Roots are nice, but we prefer dealing with regular numbers as much as possible. So, for example, instead of √4 we prefer dealing with 2. What about roots that aren't equal to an integer, like √20? Still, we can write 20 as 4⋅5 and then use known properties to write √(4⋅5) as √4⋅√5, which is 2√5. We *simplified* √20. Created by Sal Khan.

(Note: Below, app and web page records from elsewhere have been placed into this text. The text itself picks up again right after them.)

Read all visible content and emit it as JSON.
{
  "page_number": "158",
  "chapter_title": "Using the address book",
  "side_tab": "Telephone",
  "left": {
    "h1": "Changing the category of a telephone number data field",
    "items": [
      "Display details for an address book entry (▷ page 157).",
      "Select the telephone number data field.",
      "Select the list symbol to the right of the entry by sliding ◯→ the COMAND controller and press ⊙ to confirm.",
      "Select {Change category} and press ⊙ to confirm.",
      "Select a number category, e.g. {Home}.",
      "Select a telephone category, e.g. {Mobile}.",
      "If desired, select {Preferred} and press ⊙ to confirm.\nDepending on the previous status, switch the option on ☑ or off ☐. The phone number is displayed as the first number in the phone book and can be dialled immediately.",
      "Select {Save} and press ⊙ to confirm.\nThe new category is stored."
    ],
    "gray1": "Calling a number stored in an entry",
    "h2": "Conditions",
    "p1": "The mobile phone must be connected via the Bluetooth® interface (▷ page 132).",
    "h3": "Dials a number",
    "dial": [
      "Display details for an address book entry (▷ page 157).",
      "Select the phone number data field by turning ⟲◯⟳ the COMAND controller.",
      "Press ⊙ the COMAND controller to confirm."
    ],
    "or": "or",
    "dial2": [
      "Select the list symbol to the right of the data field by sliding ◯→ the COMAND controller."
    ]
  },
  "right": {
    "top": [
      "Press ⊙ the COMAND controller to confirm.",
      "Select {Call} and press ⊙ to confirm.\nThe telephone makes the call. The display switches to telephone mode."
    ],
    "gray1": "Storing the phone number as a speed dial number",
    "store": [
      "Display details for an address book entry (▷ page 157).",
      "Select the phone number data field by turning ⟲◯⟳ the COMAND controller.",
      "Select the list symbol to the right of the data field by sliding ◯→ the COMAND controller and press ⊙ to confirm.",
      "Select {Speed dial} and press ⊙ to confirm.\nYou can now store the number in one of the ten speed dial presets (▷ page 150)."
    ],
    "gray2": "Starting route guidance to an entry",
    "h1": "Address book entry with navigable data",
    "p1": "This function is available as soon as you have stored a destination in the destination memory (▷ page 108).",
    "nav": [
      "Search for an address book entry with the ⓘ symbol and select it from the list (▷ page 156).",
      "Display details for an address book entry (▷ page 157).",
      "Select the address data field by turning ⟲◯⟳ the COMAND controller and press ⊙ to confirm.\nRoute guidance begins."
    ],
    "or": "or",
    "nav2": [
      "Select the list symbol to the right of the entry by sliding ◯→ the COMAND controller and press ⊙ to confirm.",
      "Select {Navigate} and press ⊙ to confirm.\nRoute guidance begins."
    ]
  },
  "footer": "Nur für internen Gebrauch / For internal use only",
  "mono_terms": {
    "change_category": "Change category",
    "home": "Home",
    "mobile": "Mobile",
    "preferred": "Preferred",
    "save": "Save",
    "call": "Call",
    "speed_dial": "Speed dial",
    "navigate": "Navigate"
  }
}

Let's see if we can simplify 5 times the square root of 117. So 117 doesn't jump out at me as some type of a perfect square. So let's actually take its prime factorization and see if any of those prime factors show up more than once. So clearly it's an odd number. It's clearly not divisible by 2. To test whether it's divisible by 3, we can add up all of the digits. And we explain why this works in another place on Khan Academy. But if you add up all the digits, you get a 9. And 9 is divisible by 3, so 117 is going to be divisible by 3. Now, let's do a little aside here to figure out what 117 divided by 3 actually is. So 3 doesn't go into 1. It does go into 11, three times. 3 times 3 is 9. Subtract, you got a remainder of 2. Bring down a 7. 3 goes into 27 nine times. 9 times 3 is 27. Subtract, and you're done. It goes in perfectly. So we can factor 117 as 3 times 39. Now 39, we can factor as-- that jumps out more at us that that's divisible by 3. That's equivalent to 3 times 13. And then all of these are now prime numbers. So we could say that this thing is the same as 5 times the square root of 3 times 3 times 13. And this is going to be the same thing as-- and we know this from our exponent properties-- 5 times the square root of 3 times 3 times the square root of 13. Now, what's the square root of 3 times 3? Well, that's the square root of 9. That's the square root of 3 squared. Any of those-- well, that's just going to give you 3. So this is just going to simplify to 3. So this whole thing is 5 times 3 times the square root of 13. So this part right over here would give us 15 times the square root of 13. Let's do one more example here. So let's try to simplify 3 times the square root of 26. I'm actually going to put 26 in yellow, like I did in the previous problem. Well, 26 is clearly an even number, so it's going to be divisible by 2. We can rewrite it as 2 times 13. And then we're done. 13 is a prime number. We can't factor this any more. And so 26 doesn't have any perfect squares in it. It's not like we can factor it out as a factor of some other numbers and some perfect squares like we did here. 117 is 13 times 9. It's the product of a perfect square and 13. 26 isn't, so we've simplified this about as much as we can. We would just leave this as 3 times the square root of 26.